PROBLEM:
Within the records that follow, determine how many lines include the word "coords". State the number and nothing further.

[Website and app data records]
────────

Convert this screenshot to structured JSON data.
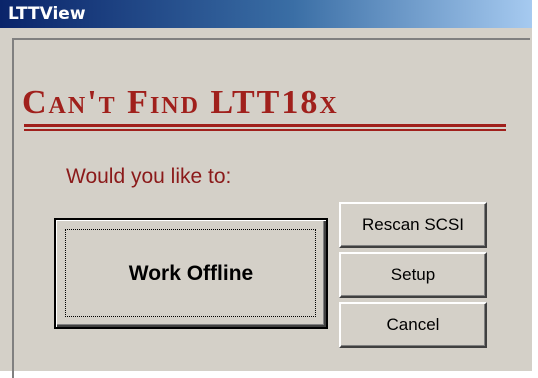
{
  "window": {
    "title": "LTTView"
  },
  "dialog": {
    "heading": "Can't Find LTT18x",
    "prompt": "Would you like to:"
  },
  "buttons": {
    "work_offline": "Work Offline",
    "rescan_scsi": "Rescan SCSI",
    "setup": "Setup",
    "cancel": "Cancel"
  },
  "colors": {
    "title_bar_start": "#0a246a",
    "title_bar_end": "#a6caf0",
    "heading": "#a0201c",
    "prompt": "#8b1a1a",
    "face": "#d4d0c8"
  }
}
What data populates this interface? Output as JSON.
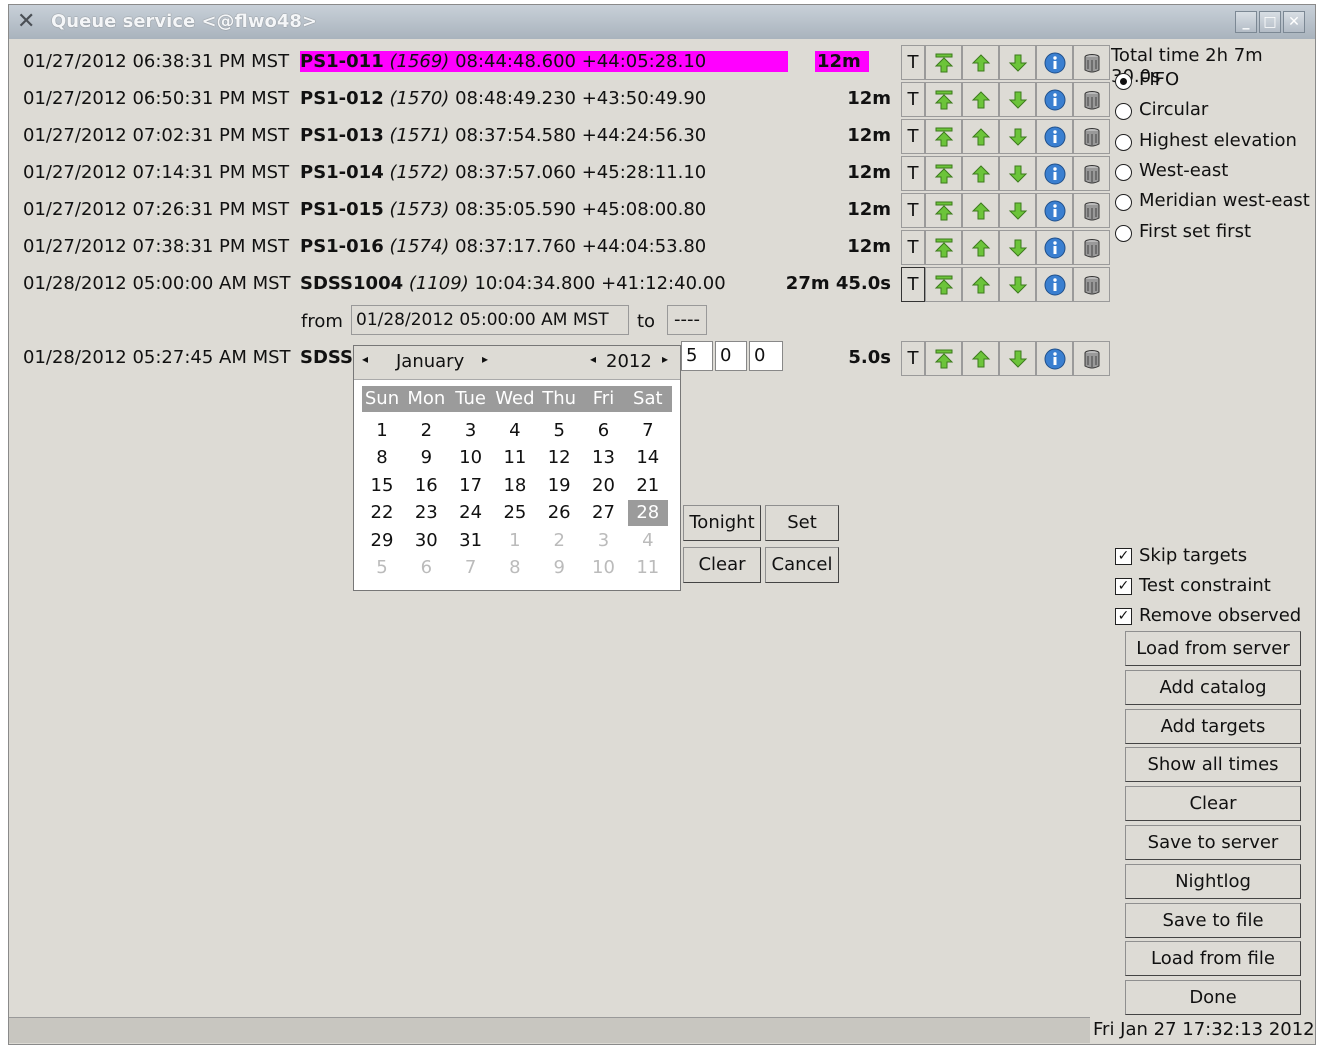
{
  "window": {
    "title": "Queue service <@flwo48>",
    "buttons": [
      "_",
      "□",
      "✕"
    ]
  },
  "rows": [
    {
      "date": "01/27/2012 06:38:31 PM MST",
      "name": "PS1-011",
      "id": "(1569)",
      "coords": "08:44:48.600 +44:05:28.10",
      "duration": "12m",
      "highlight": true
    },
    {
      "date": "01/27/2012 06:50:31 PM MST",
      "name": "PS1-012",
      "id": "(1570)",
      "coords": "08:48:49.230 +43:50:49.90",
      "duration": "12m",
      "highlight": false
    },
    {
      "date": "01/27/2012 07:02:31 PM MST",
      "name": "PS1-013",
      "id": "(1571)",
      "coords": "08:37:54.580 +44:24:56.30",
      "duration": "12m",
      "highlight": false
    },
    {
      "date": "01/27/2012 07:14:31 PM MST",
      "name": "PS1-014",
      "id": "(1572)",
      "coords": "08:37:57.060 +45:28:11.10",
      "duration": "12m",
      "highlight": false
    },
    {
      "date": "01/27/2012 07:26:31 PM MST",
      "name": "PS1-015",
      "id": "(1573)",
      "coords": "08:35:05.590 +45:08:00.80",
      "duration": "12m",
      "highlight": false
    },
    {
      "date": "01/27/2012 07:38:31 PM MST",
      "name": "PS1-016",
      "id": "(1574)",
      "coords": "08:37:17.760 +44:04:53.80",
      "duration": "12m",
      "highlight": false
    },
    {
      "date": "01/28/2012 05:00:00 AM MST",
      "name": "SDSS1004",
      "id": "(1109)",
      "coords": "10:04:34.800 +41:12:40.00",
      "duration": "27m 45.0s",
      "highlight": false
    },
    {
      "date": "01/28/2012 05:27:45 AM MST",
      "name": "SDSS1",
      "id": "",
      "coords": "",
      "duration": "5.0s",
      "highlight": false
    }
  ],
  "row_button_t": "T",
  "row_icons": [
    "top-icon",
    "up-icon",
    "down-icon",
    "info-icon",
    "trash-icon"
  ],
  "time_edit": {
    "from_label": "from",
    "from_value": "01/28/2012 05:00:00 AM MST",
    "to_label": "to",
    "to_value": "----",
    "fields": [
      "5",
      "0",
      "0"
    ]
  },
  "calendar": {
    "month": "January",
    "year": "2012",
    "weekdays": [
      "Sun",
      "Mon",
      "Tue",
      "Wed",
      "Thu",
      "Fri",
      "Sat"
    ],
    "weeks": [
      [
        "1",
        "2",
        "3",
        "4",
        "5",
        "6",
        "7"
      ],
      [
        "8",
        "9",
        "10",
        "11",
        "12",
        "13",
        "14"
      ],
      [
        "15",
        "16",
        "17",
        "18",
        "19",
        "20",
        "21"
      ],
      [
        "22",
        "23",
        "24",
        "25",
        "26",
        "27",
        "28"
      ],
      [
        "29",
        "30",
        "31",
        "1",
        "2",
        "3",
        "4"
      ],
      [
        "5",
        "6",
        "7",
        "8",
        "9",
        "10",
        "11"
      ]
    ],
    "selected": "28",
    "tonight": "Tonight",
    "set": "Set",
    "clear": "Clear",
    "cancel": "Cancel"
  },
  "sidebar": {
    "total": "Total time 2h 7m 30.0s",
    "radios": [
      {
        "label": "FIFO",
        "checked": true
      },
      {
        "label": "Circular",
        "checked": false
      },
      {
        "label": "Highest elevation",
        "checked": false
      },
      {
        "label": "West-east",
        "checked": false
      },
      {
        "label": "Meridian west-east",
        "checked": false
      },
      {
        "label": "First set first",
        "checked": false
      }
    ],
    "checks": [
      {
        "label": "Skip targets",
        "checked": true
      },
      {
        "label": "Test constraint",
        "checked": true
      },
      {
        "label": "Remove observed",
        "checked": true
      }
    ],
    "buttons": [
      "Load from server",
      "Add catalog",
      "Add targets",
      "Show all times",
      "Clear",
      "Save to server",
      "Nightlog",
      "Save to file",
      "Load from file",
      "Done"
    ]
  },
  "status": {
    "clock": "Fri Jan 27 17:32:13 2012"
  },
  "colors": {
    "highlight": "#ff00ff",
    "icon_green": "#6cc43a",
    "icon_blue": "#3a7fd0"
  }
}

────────

OUTPUT OF THE TASK:
8